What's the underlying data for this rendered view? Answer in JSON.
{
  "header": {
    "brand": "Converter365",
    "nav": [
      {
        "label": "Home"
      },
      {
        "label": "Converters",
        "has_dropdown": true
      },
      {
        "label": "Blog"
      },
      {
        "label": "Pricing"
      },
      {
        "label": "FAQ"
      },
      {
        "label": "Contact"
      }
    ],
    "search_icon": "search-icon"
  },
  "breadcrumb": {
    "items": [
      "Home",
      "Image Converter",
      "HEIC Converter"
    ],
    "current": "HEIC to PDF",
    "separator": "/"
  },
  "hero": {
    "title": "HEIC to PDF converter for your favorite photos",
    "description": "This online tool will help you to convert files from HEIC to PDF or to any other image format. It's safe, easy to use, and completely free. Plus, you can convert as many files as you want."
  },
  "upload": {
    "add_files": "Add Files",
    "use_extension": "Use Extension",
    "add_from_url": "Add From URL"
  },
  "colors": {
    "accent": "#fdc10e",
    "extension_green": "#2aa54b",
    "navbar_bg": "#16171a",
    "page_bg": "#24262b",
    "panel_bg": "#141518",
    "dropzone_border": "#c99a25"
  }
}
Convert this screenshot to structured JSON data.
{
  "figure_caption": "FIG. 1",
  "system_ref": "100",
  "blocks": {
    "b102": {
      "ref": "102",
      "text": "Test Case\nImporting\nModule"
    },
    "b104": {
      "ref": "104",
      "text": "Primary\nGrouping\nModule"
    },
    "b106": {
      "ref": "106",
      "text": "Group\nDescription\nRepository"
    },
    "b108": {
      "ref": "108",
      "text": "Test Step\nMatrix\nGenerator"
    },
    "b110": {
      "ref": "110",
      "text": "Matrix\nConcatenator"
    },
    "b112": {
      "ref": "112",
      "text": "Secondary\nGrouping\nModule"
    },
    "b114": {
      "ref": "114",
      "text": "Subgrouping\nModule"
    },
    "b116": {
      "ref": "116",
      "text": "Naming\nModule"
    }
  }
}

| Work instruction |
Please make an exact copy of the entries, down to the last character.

| Exercise output |
What's the underlying data for this rendered view? Answer in JSON.
{
  "header": {
    "brand": "Converter365",
    "nav": [
      {
        "label": "Home"
      },
      {
        "label": "Converters",
        "has_dropdown": true
      },
      {
        "label": "Blog"
      },
      {
        "label": "Pricing"
      },
      {
        "label": "FAQ"
      },
      {
        "label": "Contact"
      }
    ],
    "search_icon": "search-icon"
  },
  "breadcrumb": {
    "items": [
      "Home",
      "Image Converter",
      "HEIC Converter"
    ],
    "current": "HEIC to PDF",
    "separator": "/"
  },
  "hero": {
    "title": "HEIC to PDF converter for your favorite photos",
    "description": "This online tool will help you to convert files from HEIC to PDF or to any other image format. It's safe, easy to use, and completely free. Plus, you can convert as many files as you want."
  },
  "upload": {
    "add_files": "Add Files",
    "use_extension": "Use Extension",
    "add_from_url": "Add From URL"
  },
  "colors": {
    "accent": "#fdc10e",
    "extension_green": "#2aa54b",
    "navbar_bg": "#16171a",
    "page_bg": "#24262b",
    "panel_bg": "#141518",
    "dropzone_border": "#c99a25"
  }
}
Convert this screenshot to structured JSON data.
{
  "figure_caption": "FIG. 1",
  "system_ref": "100",
  "blocks": {
    "b102": {
      "ref": "102",
      "text": "Test Case\nImporting\nModule"
    },
    "b104": {
      "ref": "104",
      "text": "Primary\nGrouping\nModule"
    },
    "b106": {
      "ref": "106",
      "text": "Group\nDescription\nRepository"
    },
    "b108": {
      "ref": "108",
      "text": "Test Step\nMatrix\nGenerator"
    },
    "b110": {
      "ref": "110",
      "text": "Matrix\nConcatenator"
    },
    "b112": {
      "ref": "112",
      "text": "Secondary\nGrouping\nModule"
    },
    "b114": {
      "ref": "114",
      "text": "Subgrouping\nModule"
    },
    "b116": {
      "ref": "116",
      "text": "Naming\nModule"
    }
  }
}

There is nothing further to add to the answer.